(Element data from apps and pages)

——————

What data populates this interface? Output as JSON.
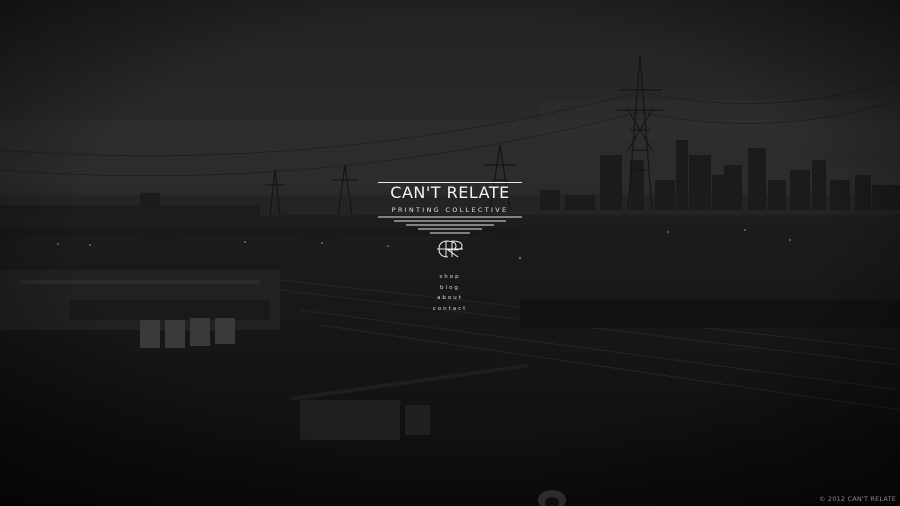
{
  "brand": {
    "title": "CAN'T RELATE",
    "subtitle": "PRINTING COLLECTIVE",
    "monogram_icon": "cr-monogram-icon"
  },
  "nav": {
    "items": [
      {
        "label": "shop"
      },
      {
        "label": "blog"
      },
      {
        "label": "about"
      },
      {
        "label": "contact"
      }
    ]
  },
  "footer": {
    "copyright": "© 2012 CAN'T RELATE"
  },
  "colors": {
    "text": "#f2f2f2",
    "background": "#0c0c0c",
    "footer_text": "#8a8a8a"
  }
}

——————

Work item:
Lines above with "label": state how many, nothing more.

Answer space:
4